Once your mom has this information be prepared for her to begin coming up with ideas on how she can stay in her home. The ideas will be desperate and unrealistic but try to put yourself in her shoes and be empathetic and understanding. It's best that she gets this information now so she has time to process it and begin thinking about what she wants to do next.
Helpful Answer (13)
Report

At your mom’s age, there is mental decline as well as physical decline, even if she does not have dementia. When you explain her financial situation to her, be prepared for shock and confusion. Bring a budget with you to show her. Even if she doesn’t understand “all those numbers”, she will be impressed by them and more likely to believe what you’re saying. You wrote that you told her she needs to start exploring other avenues. Offer to check out places for her to go, and when you’ve found a few, take her on a tour. I can guarantee you she won’t be able to navigate the ins and outs of Medicaid and Government speak. She needs to explore other avenues, but you are the one who will be doing the work. Good luck and keep us updated!
Helpful Answer (13)
Report

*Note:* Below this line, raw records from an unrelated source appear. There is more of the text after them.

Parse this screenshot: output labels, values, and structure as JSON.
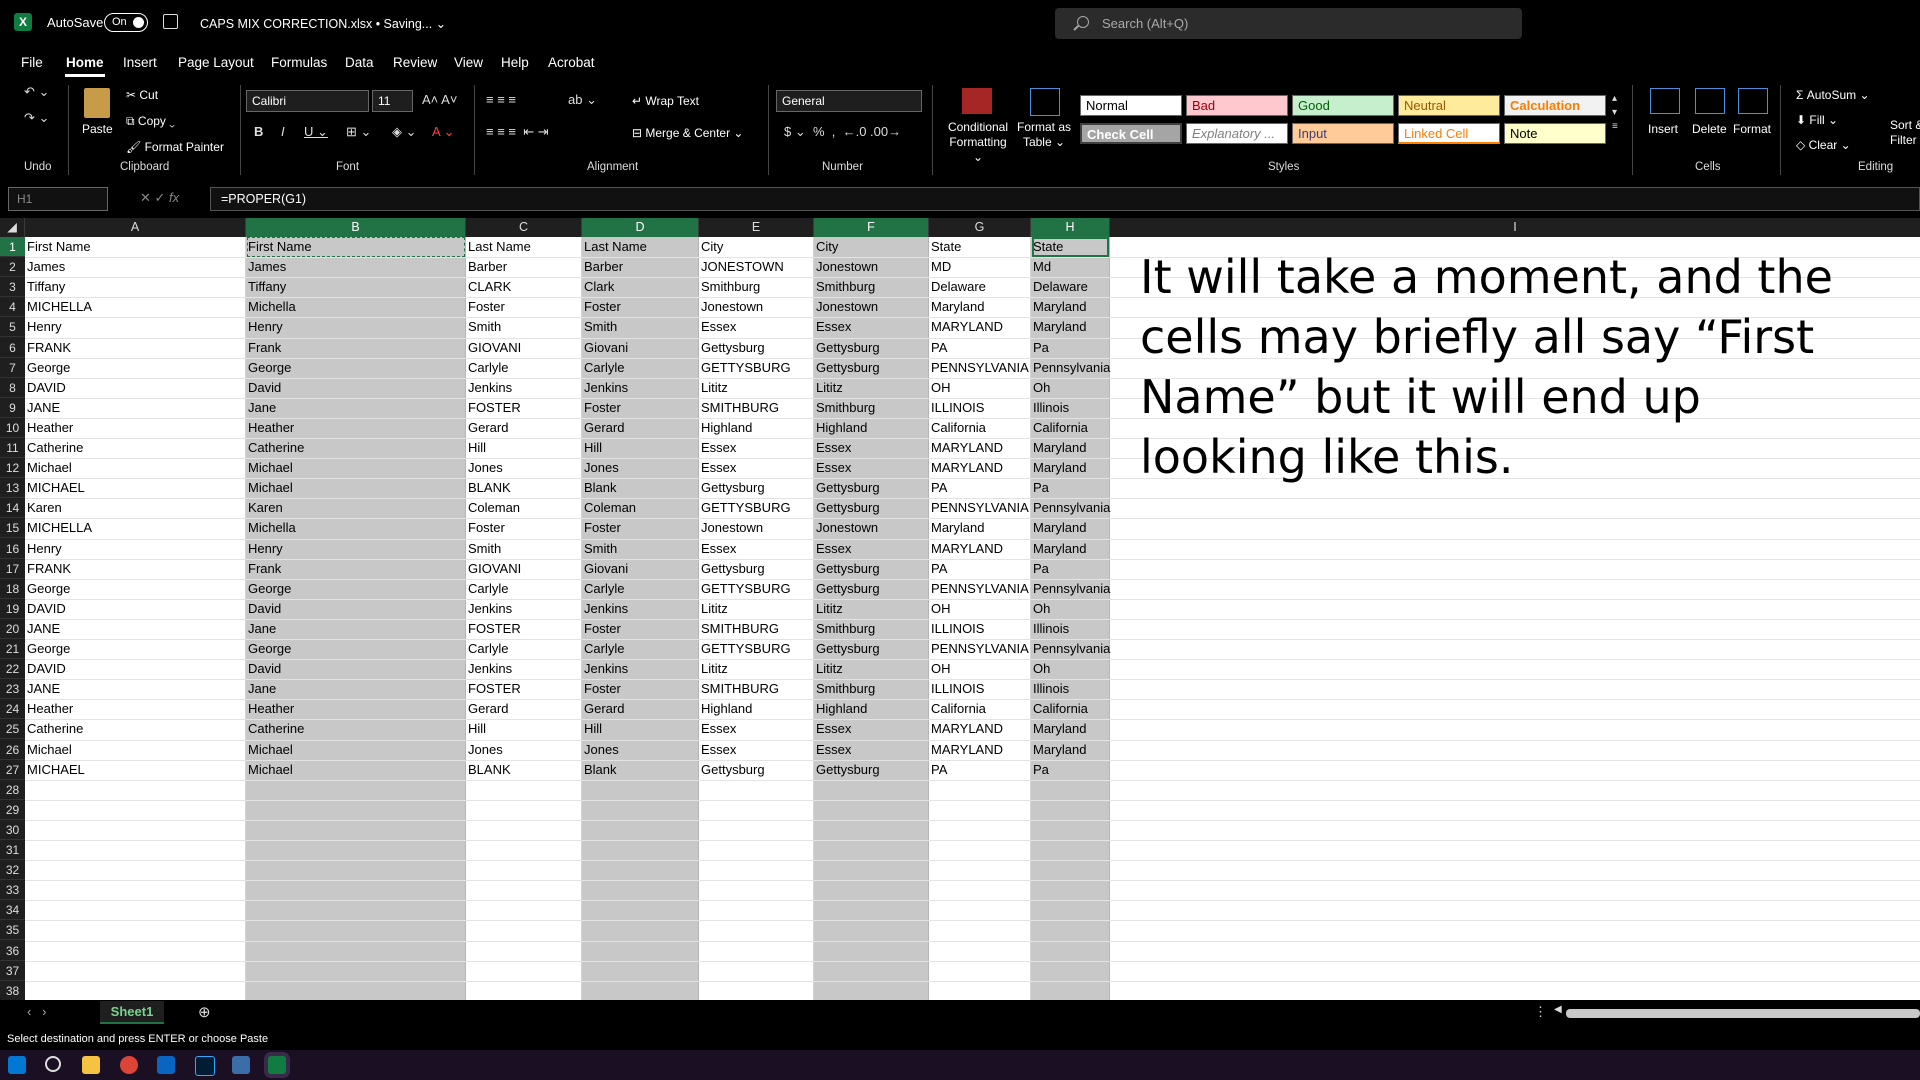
{
  "titlebar": {
    "autosave_label": "AutoSave",
    "autosave_state": "On",
    "document_title": "CAPS MIX CORRECTION.xlsx • Saving... ⌄",
    "search_placeholder": "Search (Alt+Q)"
  },
  "menu": [
    "File",
    "Home",
    "Insert",
    "Page Layout",
    "Formulas",
    "Data",
    "Review",
    "View",
    "Help",
    "Acrobat"
  ],
  "ribbon": {
    "undo_group": "Undo",
    "clipboard": {
      "paste": "Paste",
      "cut": "Cut",
      "copy": "Copy",
      "format_painter": "Format Painter",
      "label": "Clipboard"
    },
    "font": {
      "name": "Calibri",
      "size": "11",
      "label": "Font"
    },
    "alignment": {
      "wrap": "Wrap Text",
      "merge": "Merge & Center",
      "label": "Alignment"
    },
    "number": {
      "format": "General",
      "label": "Number"
    },
    "styles": {
      "conditional": "Conditional Formatting ⌄",
      "format_table": "Format as Table ⌄",
      "cells_row1": [
        "Normal",
        "Bad",
        "Good",
        "Neutral",
        "Calculation"
      ],
      "cells_row2": [
        "Check Cell",
        "Explanatory ...",
        "Input",
        "Linked Cell",
        "Note"
      ],
      "label": "Styles"
    },
    "cells": {
      "insert": "Insert",
      "delete": "Delete",
      "format": "Format",
      "label": "Cells"
    },
    "editing": {
      "autosum": "AutoSum",
      "fill": "Fill",
      "clear": "Clear",
      "sort": "Sort & Filter",
      "label": "Editing"
    }
  },
  "formula_bar": {
    "name_box": "H1",
    "formula": "=PROPER(G1)"
  },
  "columns": [
    "A",
    "B",
    "C",
    "D",
    "E",
    "F",
    "G",
    "H",
    "I"
  ],
  "row_numbers": [
    "1",
    "2",
    "3",
    "4",
    "5",
    "6",
    "7",
    "8",
    "9",
    "10",
    "11",
    "12",
    "13",
    "14",
    "15",
    "16",
    "17",
    "18",
    "19",
    "20",
    "21",
    "22",
    "23",
    "24",
    "25",
    "26",
    "27",
    "28",
    "29",
    "30",
    "31",
    "32",
    "33",
    "34",
    "35",
    "36",
    "37",
    "38"
  ],
  "rows": [
    [
      "First Name",
      "First Name",
      "Last Name",
      "Last Name",
      "City",
      "City",
      "State",
      "State"
    ],
    [
      "James",
      "James",
      "Barber",
      "Barber",
      "JONESTOWN",
      "Jonestown",
      "MD",
      "Md"
    ],
    [
      "Tiffany",
      "Tiffany",
      "CLARK",
      "Clark",
      "Smithburg",
      "Smithburg",
      "Delaware",
      "Delaware"
    ],
    [
      "MICHELLA",
      "Michella",
      "Foster",
      "Foster",
      "Jonestown",
      "Jonestown",
      "Maryland",
      "Maryland"
    ],
    [
      "Henry",
      "Henry",
      "Smith",
      "Smith",
      "Essex",
      "Essex",
      "MARYLAND",
      "Maryland"
    ],
    [
      "FRANK",
      "Frank",
      "GIOVANI",
      "Giovani",
      "Gettysburg",
      "Gettysburg",
      "PA",
      "Pa"
    ],
    [
      "George",
      "George",
      "Carlyle",
      "Carlyle",
      "GETTYSBURG",
      "Gettysburg",
      "PENNSYLVANIA",
      "Pennsylvania"
    ],
    [
      "DAVID",
      "David",
      "Jenkins",
      "Jenkins",
      "Lititz",
      "Lititz",
      "OH",
      "Oh"
    ],
    [
      "JANE",
      "Jane",
      "FOSTER",
      "Foster",
      "SMITHBURG",
      "Smithburg",
      "ILLINOIS",
      "Illinois"
    ],
    [
      "Heather",
      "Heather",
      "Gerard",
      "Gerard",
      "Highland",
      "Highland",
      "California",
      "California"
    ],
    [
      "Catherine",
      "Catherine",
      "Hill",
      "Hill",
      "Essex",
      "Essex",
      "MARYLAND",
      "Maryland"
    ],
    [
      "Michael",
      "Michael",
      "Jones",
      "Jones",
      "Essex",
      "Essex",
      "MARYLAND",
      "Maryland"
    ],
    [
      "MICHAEL",
      "Michael",
      "BLANK",
      "Blank",
      "Gettysburg",
      "Gettysburg",
      "PA",
      "Pa"
    ],
    [
      "Karen",
      "Karen",
      "Coleman",
      "Coleman",
      "GETTYSBURG",
      "Gettysburg",
      "PENNSYLVANIA",
      "Pennsylvania"
    ],
    [
      "MICHELLA",
      "Michella",
      "Foster",
      "Foster",
      "Jonestown",
      "Jonestown",
      "Maryland",
      "Maryland"
    ],
    [
      "Henry",
      "Henry",
      "Smith",
      "Smith",
      "Essex",
      "Essex",
      "MARYLAND",
      "Maryland"
    ],
    [
      "FRANK",
      "Frank",
      "GIOVANI",
      "Giovani",
      "Gettysburg",
      "Gettysburg",
      "PA",
      "Pa"
    ],
    [
      "George",
      "George",
      "Carlyle",
      "Carlyle",
      "GETTYSBURG",
      "Gettysburg",
      "PENNSYLVANIA",
      "Pennsylvania"
    ],
    [
      "DAVID",
      "David",
      "Jenkins",
      "Jenkins",
      "Lititz",
      "Lititz",
      "OH",
      "Oh"
    ],
    [
      "JANE",
      "Jane",
      "FOSTER",
      "Foster",
      "SMITHBURG",
      "Smithburg",
      "ILLINOIS",
      "Illinois"
    ],
    [
      "George",
      "George",
      "Carlyle",
      "Carlyle",
      "GETTYSBURG",
      "Gettysburg",
      "PENNSYLVANIA",
      "Pennsylvania"
    ],
    [
      "DAVID",
      "David",
      "Jenkins",
      "Jenkins",
      "Lititz",
      "Lititz",
      "OH",
      "Oh"
    ],
    [
      "JANE",
      "Jane",
      "FOSTER",
      "Foster",
      "SMITHBURG",
      "Smithburg",
      "ILLINOIS",
      "Illinois"
    ],
    [
      "Heather",
      "Heather",
      "Gerard",
      "Gerard",
      "Highland",
      "Highland",
      "California",
      "California"
    ],
    [
      "Catherine",
      "Catherine",
      "Hill",
      "Hill",
      "Essex",
      "Essex",
      "MARYLAND",
      "Maryland"
    ],
    [
      "Michael",
      "Michael",
      "Jones",
      "Jones",
      "Essex",
      "Essex",
      "MARYLAND",
      "Maryland"
    ],
    [
      "MICHAEL",
      "Michael",
      "BLANK",
      "Blank",
      "Gettysburg",
      "Gettysburg",
      "PA",
      "Pa"
    ]
  ],
  "annotation": "It will take a moment, and the cells may briefly all say “First Name” but it will end up looking like this.",
  "sheet_tab": "Sheet1",
  "status": "Select destination and press ENTER or choose Paste",
  "colors": {
    "accent": "#217346",
    "selected_column": "#c8c8c8"
  },
  "taskbar_icons": [
    "windows-icon",
    "search-icon",
    "file-explorer-icon",
    "chrome-icon",
    "outlook-icon",
    "photoshop-icon",
    "photos-icon",
    "excel-icon"
  ]
}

Why not just consult an eldercare lawyer who will spell things out for you and she both? Take her with you if possible. I "chatted" quite a bit with my mom with other family members present, which did no good whatsoever, lol. We needed that third party to make things real.
Helpful Answer (12)
Report

Are you asking her to investigate this, or have you investigated it yourself? She’s going to have problems getting the information she needs otherwise.
Helpful Answer (8)
Report

As your mum is 91 and weak and deaf I guess you might be the one to investigate?
Helpful Answer (5)
Report

Reverse mortgage or sign up for Medicaid. Spend down $ if have too & then assisted living or nursing home. Some assisted living have bottom floor with minimal help. Second floor those for dementia & doors locked in their wing. Top floor is like being in a nursing home. The rooms are like a hospital.
Helpful Answer (4)
Report

See All Answers
This question has been closed for answers. Ask a New Question.